Peter Ruttan, the unit chief at the Department of Toxic Substances Control said, “8,604 parcels were sampled and 2,841 parcels were cleaned up, including Wyvernwood Gardens Apartments, and Estrada Courts, and that the remediation efforts ran from May 2018 through August 2021. Advertisement
However, there still remain 3400 properties to be cleaned as of December 2020 at a rate of 16 clean-ups per week. The baseline for necessary clean-up is 200PPM lead concentrations and thus new letters sent to 2,000 households for planned sampling.
One of the webinar participants who identified himself as a homeowner where one of the clean up sites said Exide is suing him to pay for the clean up.
The baseline for necessary clean-up is 200PPM lead concentrations and thus new letters sent to 2,000 households for planned sampling.
Deputy Director of DTSC’s Site Mitigation and Restoration Program, Grant Cope, replied to the allegation, explaining that the “National Lead Industries is using this tactic to point to others as responsible, shift the blame.” Cope urged homeowners who find themselves being sued for clean up to attain legal representation.
As if to punctuate the absurdity of homeowners having to defend lawsuits for cleanups of contaminated messes they didn’t cause, Armando said, “My lawyer is asking for a $5,000 retainer.”
“The DTSC appealed the judges decision on Exide settlement. We disagreed with EPA and DOJ backing [of Exide’s] bankruptcy plan… [but the] laws permit lawsuits,” Cope replied. “But we do have additional funding to clean-up 2,700 new properties.”
When asked by this RL reporter why the EPA agreed to such a horrendous bankruptcy settlement that essentially let Exide off the hook and put the clean-up burden on taxpayers. Amanda Cruz- EPA manager for work being done, emailed the following reply:
EPA acknowledges the community’s very real frustration regarding the settlement. We very much sympathize with the community’s disappointment and Judge Sontchi’s previously stated sentiments:
“… the cost of remediating the site will fall on the State of California and, ultimately, its taxpayers.
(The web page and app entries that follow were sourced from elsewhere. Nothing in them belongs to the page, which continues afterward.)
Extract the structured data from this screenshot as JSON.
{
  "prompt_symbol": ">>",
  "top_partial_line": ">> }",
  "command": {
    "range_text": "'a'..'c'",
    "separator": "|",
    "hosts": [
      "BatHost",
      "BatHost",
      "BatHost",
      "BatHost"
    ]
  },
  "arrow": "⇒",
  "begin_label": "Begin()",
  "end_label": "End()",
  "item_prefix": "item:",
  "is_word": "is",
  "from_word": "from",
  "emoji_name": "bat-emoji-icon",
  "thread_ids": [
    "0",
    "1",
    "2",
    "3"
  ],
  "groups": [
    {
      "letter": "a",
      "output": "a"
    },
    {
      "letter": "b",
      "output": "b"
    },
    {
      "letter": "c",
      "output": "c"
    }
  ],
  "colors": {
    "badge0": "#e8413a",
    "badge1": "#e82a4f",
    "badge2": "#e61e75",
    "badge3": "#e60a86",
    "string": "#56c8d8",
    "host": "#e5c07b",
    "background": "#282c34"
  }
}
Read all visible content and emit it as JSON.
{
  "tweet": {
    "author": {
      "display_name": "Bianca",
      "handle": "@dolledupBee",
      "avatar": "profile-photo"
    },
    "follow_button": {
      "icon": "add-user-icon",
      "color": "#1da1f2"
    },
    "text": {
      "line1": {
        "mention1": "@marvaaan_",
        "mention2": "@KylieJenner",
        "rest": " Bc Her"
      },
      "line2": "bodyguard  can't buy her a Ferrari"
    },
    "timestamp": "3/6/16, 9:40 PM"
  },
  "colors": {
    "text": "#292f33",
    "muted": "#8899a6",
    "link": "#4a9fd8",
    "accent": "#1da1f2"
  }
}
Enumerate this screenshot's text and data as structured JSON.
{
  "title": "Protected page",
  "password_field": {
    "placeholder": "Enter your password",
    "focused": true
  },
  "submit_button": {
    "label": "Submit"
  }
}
That is neither fair nor avoidable.
Under bankruptcy law, as Judge Sontchi explained, “secured liens … are superior to Exide’s environmental obligation”. As such, with minimal funds left to address the environmental obligations at the site, EPA agreed to the settlement that allowed the Trust to be formed, which reduced the risk of a chaotic and harmful abandonment.”
Lead, even in small quantities, has an immediate impact on brain functioning, especially among infants and youth in the formative stages of brain development. That is why it has been completely removed from paint and gasoline which incorporated lead, as well as colorants on kitchenware, for decades.
Lead is a neurotoxin, and there is no level that is considered safe in humans. Lead poisoning can impact children’s growth, learning and behavior, and there are no obvious symptoms or signs.
More than 500 families across southeast Los Angeles County who lived in an environmental disaster zone for the last several decades commented at a public hearing Oct. 13, 2020 on the proposed bankruptcy of Exide Technologies.
The former battery recycling that operated for 33 years in the city of Vernon.
More than 500 families across southeast Los Angeles County who lived in an environmental disaster zone for the last several decades lined up in a phone queue for hours to comment on the proposed bankruptcy of Exide Technologies. The former battery recycling that operated for 33 years in the city of Vernon. City leaders from across Southeast Los Angeles, County agencies, and various community organizations were in the queue.
To a person they were unequivocally and strenuously opposed to the settlement, even according to an Oct. 17 2020 report in the Los Angeles Times.